Led by a career-best Ralph Fienes, the cast is stacked. Anya Taylor-Joy and Nicholas Hoult bear the brunt of the dramatic weight but do so with ease and they are both a delight. Hoult especially is giddily entertaining as irritatingly pretentious foody Tyler and bounces off Taylor-Joy’s eye-rolling Margot wonderfully. Filling in the gaps we have a seldom-seen but always charming John Leguizamo who’s enjoyed a bit of a late 2022 revival with this and Violent Night padding out his filmography. Each and every cast member brings their A-Game and there isn’t a weak link. When you have acting giants like Fienes in the room, there has to be a level of inspiration there that simply can’t be taught. However, Fienes steals the show as the quietly intimidating, jaded Chef Slowik. His ominous presence weighs heavily on the characters populating the isolated restaurant (in which 90% of the film takes place) and that same dread bleeds out of the screen to infect the audience. It’s a flawless turn from the master of menace.
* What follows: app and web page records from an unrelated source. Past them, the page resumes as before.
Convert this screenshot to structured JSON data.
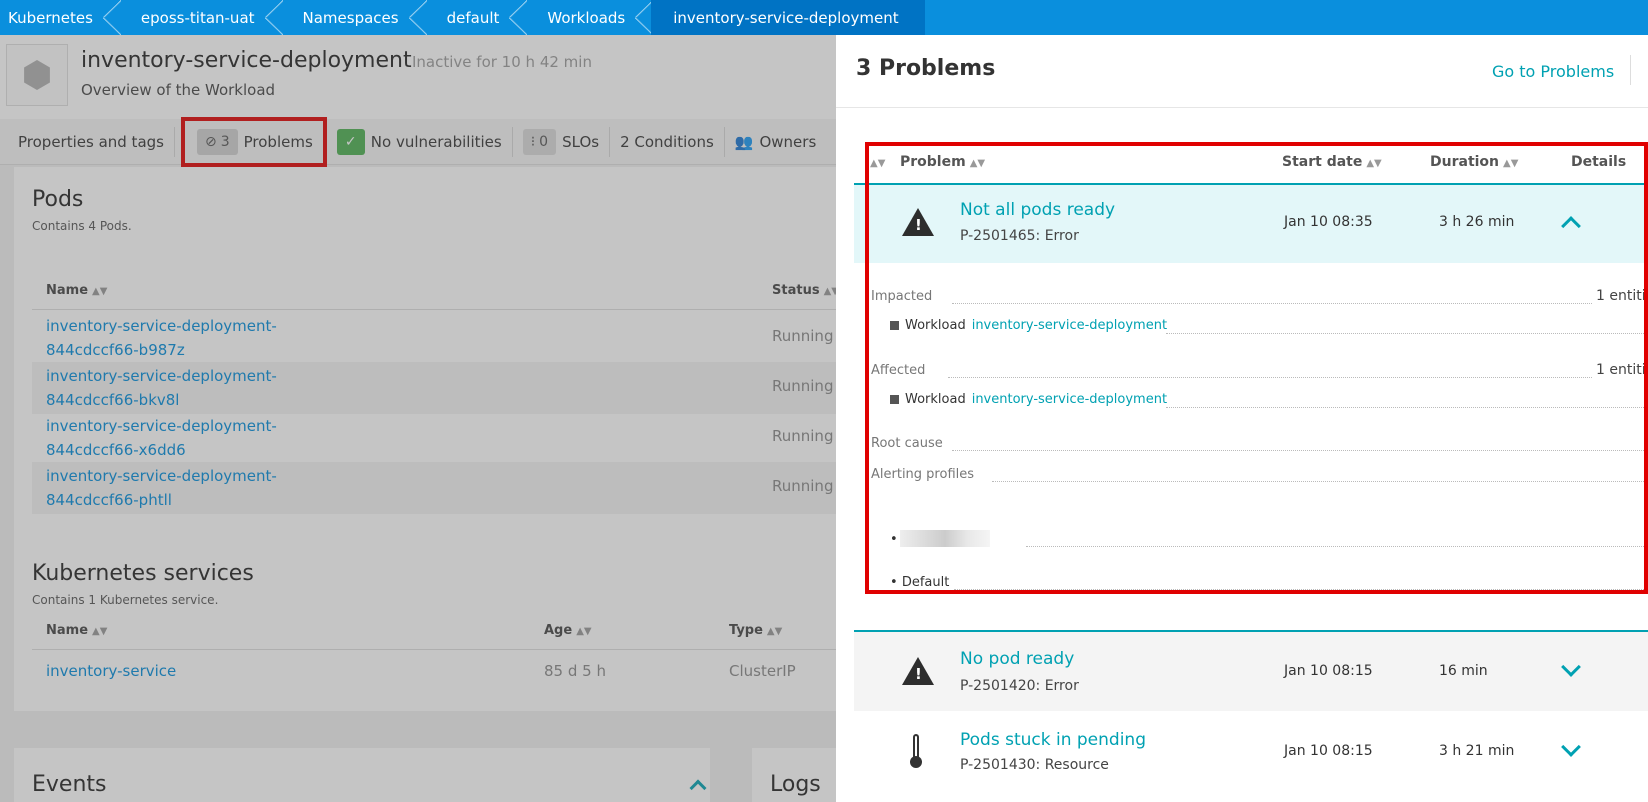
{
  "breadcrumb": [
    "Kubernetes",
    "eposs-titan-uat",
    "Namespaces",
    "default",
    "Workloads",
    "inventory-service-deployment"
  ],
  "workload": {
    "title": "inventory-service-deployment",
    "inactive": "Inactive for 10 h 42 min",
    "subtitle": "Overview of the Workload"
  },
  "tabs": {
    "properties": "Properties and tags",
    "problems_count": "3",
    "problems": "Problems",
    "vulnerabilities": "No vulnerabilities",
    "slo_count": "0",
    "slos": "SLOs",
    "conditions": "2 Conditions",
    "owners": "Owners"
  },
  "pods": {
    "title": "Pods",
    "subtitle": "Contains 4 Pods.",
    "col_name": "Name",
    "col_status": "Status",
    "rows": [
      {
        "name": "inventory-service-deployment-844cdccf66-b987z",
        "status": "Running"
      },
      {
        "name": "inventory-service-deployment-844cdccf66-bkv8l",
        "status": "Running"
      },
      {
        "name": "inventory-service-deployment-844cdccf66-x6dd6",
        "status": "Running"
      },
      {
        "name": "inventory-service-deployment-844cdccf66-phtll",
        "status": "Running"
      }
    ]
  },
  "services": {
    "title": "Kubernetes services",
    "subtitle": "Contains 1 Kubernetes service.",
    "col_name": "Name",
    "col_age": "Age",
    "col_type": "Type",
    "rows": [
      {
        "name": "inventory-service",
        "age": "85 d 5 h",
        "type": "ClusterIP"
      }
    ]
  },
  "events": {
    "title": "Events"
  },
  "logs": {
    "title": "Logs"
  },
  "panel": {
    "title": "3 Problems",
    "go_to": "Go to Problems",
    "cols": {
      "problem": "Problem",
      "start": "Start date",
      "duration": "Duration",
      "details": "Details"
    },
    "problems": [
      {
        "name": "Not all pods ready",
        "id": "P-2501465: Error",
        "start": "Jan 10 08:35",
        "duration": "3 h 26 min"
      },
      {
        "name": "No pod ready",
        "id": "P-2501420: Error",
        "start": "Jan 10 08:15",
        "duration": "16 min"
      },
      {
        "name": "Pods stuck in pending",
        "id": "P-2501430: Resource",
        "start": "Jan 10 08:15",
        "duration": "3 h 21 min"
      }
    ],
    "details": {
      "impacted": "Impacted",
      "impacted_count": "1 entiti",
      "affected": "Affected",
      "affected_count": "1 entiti",
      "entity_type": "Workload",
      "entity_name": "inventory-service-deployment",
      "root_cause": "Root cause",
      "alerting_profiles": "Alerting profiles",
      "profile_default": "Default"
    }
  }
}
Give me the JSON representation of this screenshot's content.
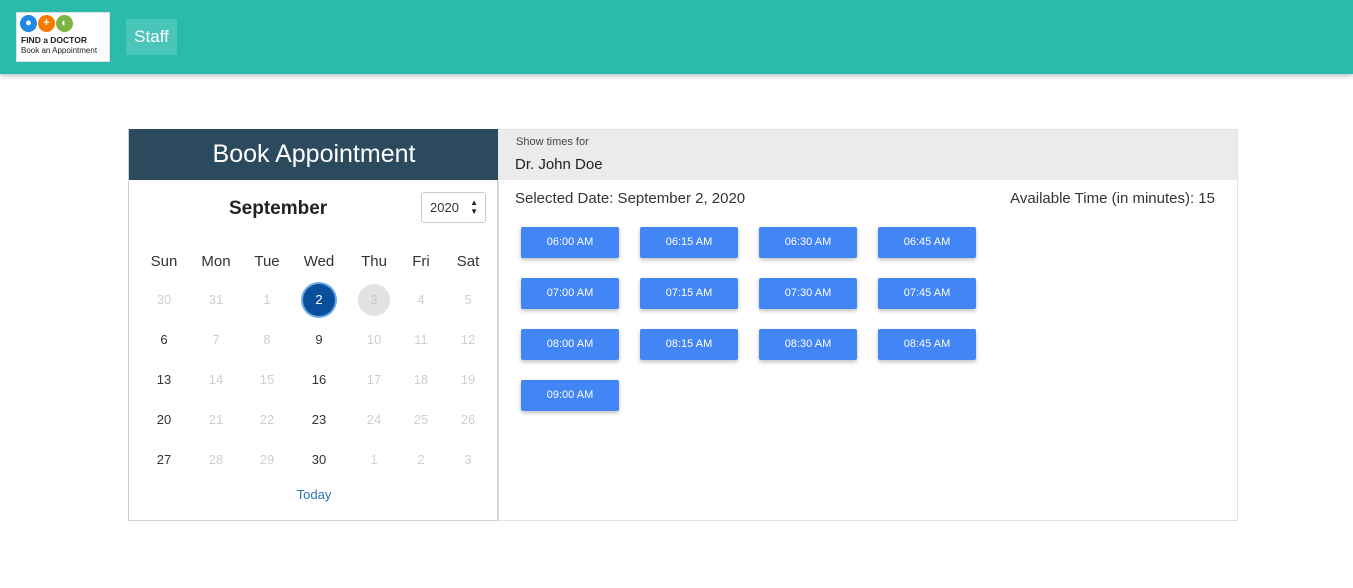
{
  "header": {
    "logo": {
      "line1": "FIND a DOCTOR",
      "line2": "Book an Appointment",
      "icons": [
        "search-icon",
        "plus-icon",
        "clock-icon"
      ]
    },
    "nav_staff": "Staff",
    "bg_color": "#2bbbad"
  },
  "calendar": {
    "title": "Book Appointment",
    "month": "September",
    "year": "2020",
    "weekdays": [
      "Sun",
      "Mon",
      "Tue",
      "Wed",
      "Thu",
      "Fri",
      "Sat"
    ],
    "weeks": [
      [
        "30",
        "31",
        "1",
        "2",
        "3",
        "4",
        "5"
      ],
      [
        "6",
        "7",
        "8",
        "9",
        "10",
        "11",
        "12"
      ],
      [
        "13",
        "14",
        "15",
        "16",
        "17",
        "18",
        "19"
      ],
      [
        "20",
        "21",
        "22",
        "23",
        "24",
        "25",
        "26"
      ],
      [
        "27",
        "28",
        "29",
        "30",
        "1",
        "2",
        "3"
      ]
    ],
    "today_link": "Today",
    "selected_day": "2",
    "today_day": "3",
    "accent_color": "#2c4a5e"
  },
  "schedule": {
    "show_times_label": "Show times for",
    "doctor": "Dr. John Doe",
    "selected_date": "Selected Date: September 2, 2020",
    "available_time": "Available Time (in minutes): 15",
    "slots": [
      "06:00 AM",
      "06:15 AM",
      "06:30 AM",
      "06:45 AM",
      "07:00 AM",
      "07:15 AM",
      "07:30 AM",
      "07:45 AM",
      "08:00 AM",
      "08:15 AM",
      "08:30 AM",
      "08:45 AM",
      "09:00 AM"
    ],
    "slot_color": "#4285f4"
  }
}
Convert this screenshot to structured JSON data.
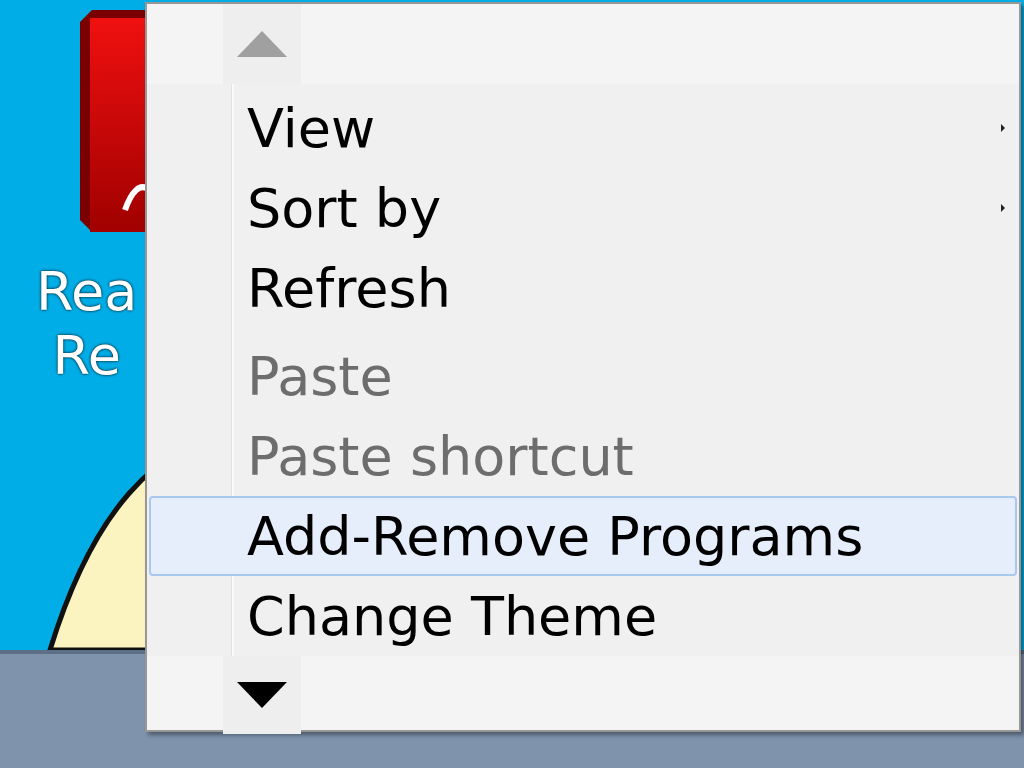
{
  "desktop": {
    "icon": {
      "label_lines": [
        "Rea",
        "Re"
      ]
    }
  },
  "menu": {
    "items": [
      {
        "kind": "item",
        "label": "View",
        "submenu": true,
        "disabled": false,
        "selected": false
      },
      {
        "kind": "item",
        "label": "Sort by",
        "submenu": true,
        "disabled": false,
        "selected": false
      },
      {
        "kind": "item",
        "label": "Refresh",
        "submenu": false,
        "disabled": false,
        "selected": false
      },
      {
        "kind": "separator"
      },
      {
        "kind": "item",
        "label": "Paste",
        "submenu": false,
        "disabled": true,
        "selected": false
      },
      {
        "kind": "item",
        "label": "Paste shortcut",
        "submenu": false,
        "disabled": true,
        "selected": false
      },
      {
        "kind": "item",
        "label": "Add-Remove Programs",
        "submenu": false,
        "disabled": false,
        "selected": true
      },
      {
        "kind": "item",
        "label": "Change Theme",
        "submenu": false,
        "disabled": false,
        "selected": false
      }
    ]
  }
}
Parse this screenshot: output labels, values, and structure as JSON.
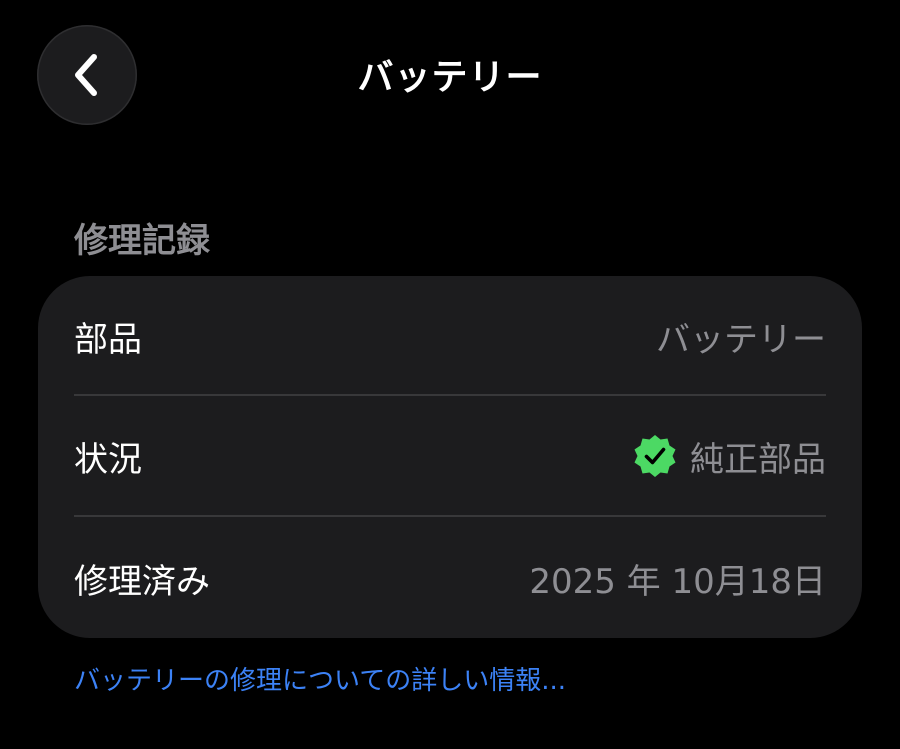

Tonally the film shifts regularly between comedic beats, character detail and shocking reveals. This unpredictability is what makes it so compelling. It’s impossible to know where it’s going next and trying to outwit it would be a futile endeavour. The writing from Seth Reiss and Will Tracy does enough to flesh out the characters while avoiding clunky exposition. We know just enough to understand their motivations and their various reasons for being there save for one point in the final act which could’ve benefitted from an additional scene or two to further explore the idea. On the whole though, it’s a slick and lean script which, coupled with efficient and effective directing, puts the runtime at a refreshing 147 minutes.
Ruling – To dwell too much on plot is to wander dangerously close to spoiler territory. Suffice to say you’ll come away from this film having experienced the full spectrum of emotion as well as a truly original piece of film-making.